I started my own record company and basically started to build my career back up,” he says. “I had a couple of hits in Jamaica like Cry For My People and Curfew. More recently, I've been in Florida, working with producers like Blackout Movement and Salam Remi on this new album that I'm hoping to put out in summer.

Right now, the push is on the Best Of album, which I’m pleased about. I would have liked it to be a little more personal; perhaps include a DVD as well. But there wasn't the budget for that. Still, I'm pleased that [record label] Greensleeves wanted to mark my career with a Best Of album.

With his then-blonde hair, energetic live performances and comical lyrical commentary— made only more hilarious thanks to his unmistakable high-pitched voice— Red Rat is easily one of the most memorable characters of 90s dancehall.

But with the genre’s ever-changing trends, it was inevitable that his gimmicky style would eventually be eclipsed by the next ‘big thing’ to emerge from the scene. Thankfully, his maturity allowed him to maintain his musical focus even when his initial hype began to fade.

The European experience back in the 90s is one I'll never forget. Coming to London to do Notting Hill Carnival, Leeds Carnival and just touring in general was great. Since that, it was rough at times, but I was never completely out of the loop. I haven't been to the UK for a while and when I was in the UK, it wasn't to do reggae shows. I did a tour with Groove Armada, but in the hardcore dancehall scene, people haven't seen me.

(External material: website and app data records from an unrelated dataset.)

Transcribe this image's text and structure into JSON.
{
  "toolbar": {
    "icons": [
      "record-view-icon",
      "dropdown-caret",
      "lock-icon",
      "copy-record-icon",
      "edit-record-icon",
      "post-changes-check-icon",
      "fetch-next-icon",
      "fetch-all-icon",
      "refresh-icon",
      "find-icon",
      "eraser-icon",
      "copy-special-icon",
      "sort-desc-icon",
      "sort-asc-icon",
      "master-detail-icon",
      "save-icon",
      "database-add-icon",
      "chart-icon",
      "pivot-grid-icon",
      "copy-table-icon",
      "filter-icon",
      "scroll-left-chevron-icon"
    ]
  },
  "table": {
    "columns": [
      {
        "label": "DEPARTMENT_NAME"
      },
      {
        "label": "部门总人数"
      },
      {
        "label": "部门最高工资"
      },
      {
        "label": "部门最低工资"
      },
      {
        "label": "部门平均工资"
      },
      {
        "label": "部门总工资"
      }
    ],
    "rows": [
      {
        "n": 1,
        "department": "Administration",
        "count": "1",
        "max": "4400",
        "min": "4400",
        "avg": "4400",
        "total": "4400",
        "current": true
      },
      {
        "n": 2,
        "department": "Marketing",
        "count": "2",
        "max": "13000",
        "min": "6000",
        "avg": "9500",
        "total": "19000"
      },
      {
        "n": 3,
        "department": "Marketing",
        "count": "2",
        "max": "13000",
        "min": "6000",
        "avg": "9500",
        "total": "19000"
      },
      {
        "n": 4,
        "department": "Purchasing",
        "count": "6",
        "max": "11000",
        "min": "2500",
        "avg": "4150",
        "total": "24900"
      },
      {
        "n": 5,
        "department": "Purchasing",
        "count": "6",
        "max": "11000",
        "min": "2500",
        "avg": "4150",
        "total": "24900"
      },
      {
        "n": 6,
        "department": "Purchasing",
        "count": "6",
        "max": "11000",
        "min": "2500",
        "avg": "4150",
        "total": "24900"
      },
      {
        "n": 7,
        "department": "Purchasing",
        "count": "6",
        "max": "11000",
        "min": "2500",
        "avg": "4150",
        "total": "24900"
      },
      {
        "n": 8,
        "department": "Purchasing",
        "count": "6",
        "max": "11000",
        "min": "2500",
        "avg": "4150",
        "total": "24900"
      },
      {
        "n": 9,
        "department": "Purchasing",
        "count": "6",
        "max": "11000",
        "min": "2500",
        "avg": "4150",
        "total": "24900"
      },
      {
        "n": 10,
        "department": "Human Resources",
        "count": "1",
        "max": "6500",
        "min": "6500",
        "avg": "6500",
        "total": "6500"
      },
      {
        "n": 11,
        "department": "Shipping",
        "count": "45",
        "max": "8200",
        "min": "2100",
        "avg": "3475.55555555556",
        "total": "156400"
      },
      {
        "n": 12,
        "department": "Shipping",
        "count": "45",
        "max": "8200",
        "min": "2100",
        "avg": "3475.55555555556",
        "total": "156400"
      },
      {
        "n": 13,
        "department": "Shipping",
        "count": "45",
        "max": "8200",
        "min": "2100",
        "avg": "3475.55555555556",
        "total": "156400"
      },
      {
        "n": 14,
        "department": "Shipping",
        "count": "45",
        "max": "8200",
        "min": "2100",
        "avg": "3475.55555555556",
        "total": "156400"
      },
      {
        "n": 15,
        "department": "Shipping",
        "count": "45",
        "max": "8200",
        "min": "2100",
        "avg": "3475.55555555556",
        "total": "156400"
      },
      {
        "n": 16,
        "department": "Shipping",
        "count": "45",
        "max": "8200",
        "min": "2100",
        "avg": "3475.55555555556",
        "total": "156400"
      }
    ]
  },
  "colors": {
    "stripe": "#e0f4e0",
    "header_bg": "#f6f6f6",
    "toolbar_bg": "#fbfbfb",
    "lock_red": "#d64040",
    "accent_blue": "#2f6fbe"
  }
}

Will he come back to the UK in the foreseeable future?

I hope to, but it would need to be with the right promoters. I wouldn't wanna come over to perform and the show get shoot-up or anything like that.

He admits that the current gangster element of dancehall music is one that concerns him. But he has no problem with the artists who make such music…
That side of things isn't helping the business at all. People shouldn't be going to shows and wondering whether they'll leave alive. Dancehall goes through phases. I had my time with the gimmicks, you’ll have your time when it’s all about the singers, and right now, it’s the gangster side that's in the limelight. With artists like Mavado in the spotlight, the gangster behaviour comes along with it.

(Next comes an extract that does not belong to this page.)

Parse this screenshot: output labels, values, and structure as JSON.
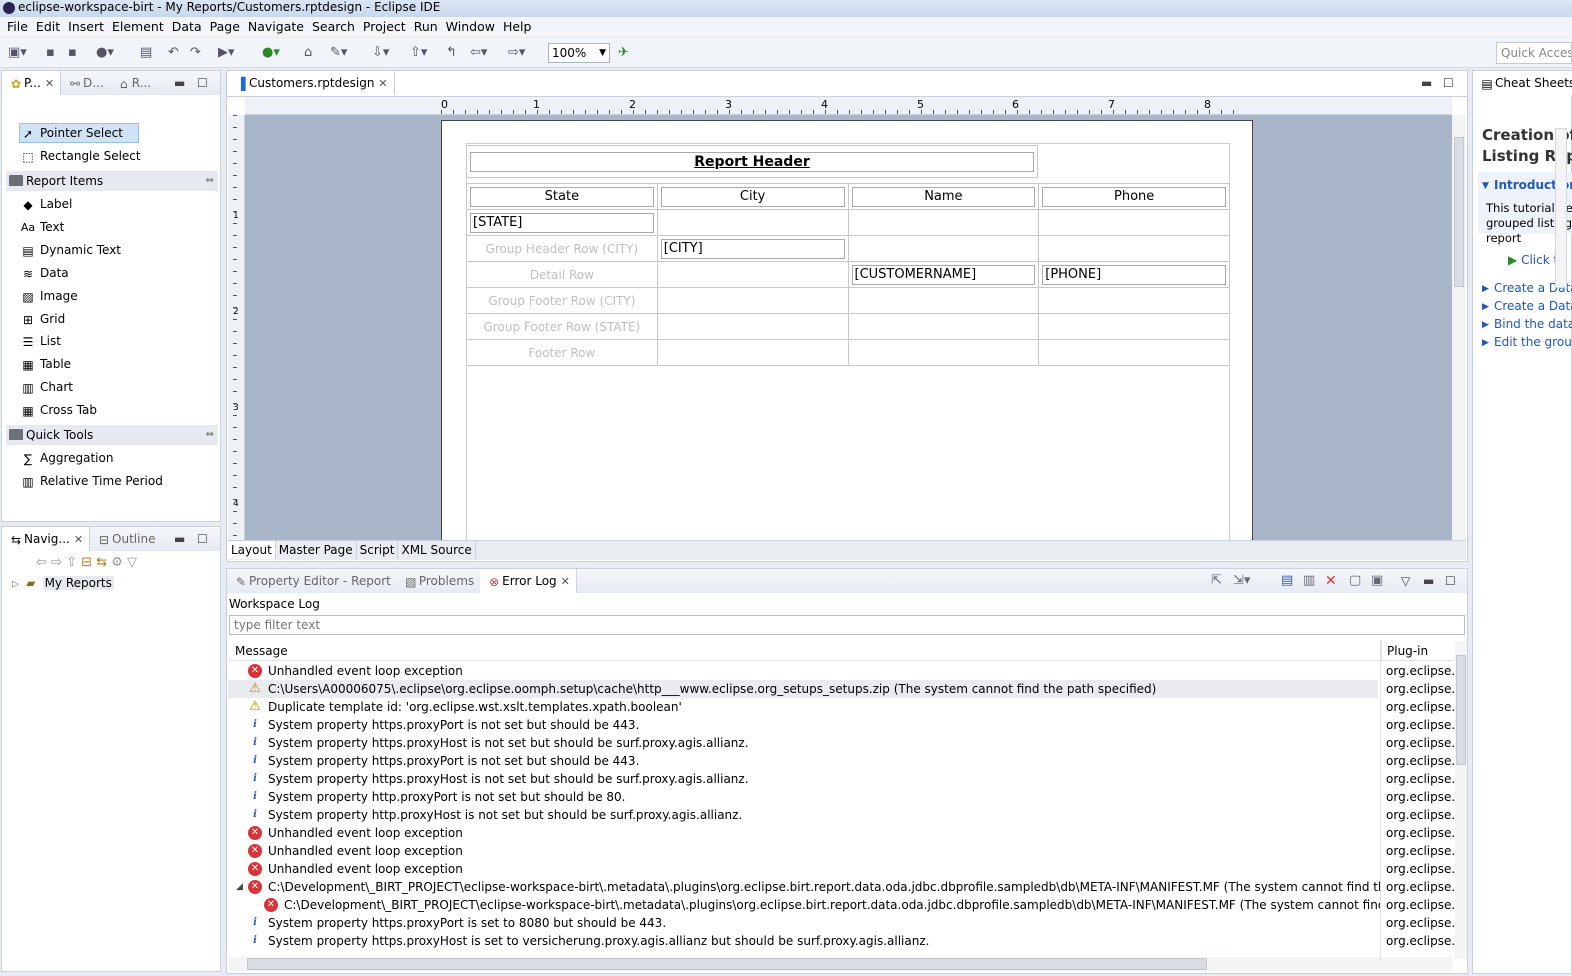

But my problem isn't with artists like Mavado. I think he's a very good artist. My issue is with the DJs who feel that that's the only music they should play. There are plenty of other reggae artists making a variety of music, but they don't tend to get as much airplay. And when you saturate the market with only hardcore music and gun lyrics, you're gonna see that reflected in society.

Of course, musical trends change. But has Red Rat changed as an artist over the years?

Red Rat will always be Red Rat but obviously, I've grown not only as an artist but also as an individual. I have an eight-year-old daughter and a one-year-old son, so my views on life are very different now to what they were ten years ago.

But don’t get it twisted; he’s still the energetic entertainer that 90s audiences remember him to be. And thankfully, he doesn’t tire of people shouting his catchphrase at him everywhere he goes.

I can’t get tired of that,” he laughs. “It made me who I am, so I can't tire of it. And ‘oh no’ is something that everybody says. If you buck your toe or you miss your exit, you might say 'oh no'. I only wish I owned the rights to the expression so I could be paid royalties every time it was said!

Monsters of Dancehall: Red Rat is out now on Greensleeves.

Tags: Red Rat

Read more about this topic

Share it!

Send to Kindle
Create an alert

Post a comment

Identification

Optional, will not be displayed or used.
Your comment

Without html.

Recommended Articles

Interview: Protoje (2014)
By Angus Taylor

Latest articles

Interview: Carl Dawkins
By Angus Taylor
No Logo Festival 2014
By Fredo Mat
North Wind - The Remixes
By Erik Magni

Recently addedView all

© 2007-2014 United Reggae. All Rights Reserved. Reproduction in whole or in part is prohibited. Read about copyright

Terms of use | About us | Contact us | Authors | Newsletter | A-Z

Partners: Talawa | Jammin Reggae Archives | DAVIBE Jamaica | Reggaenet.pl | One One One Wear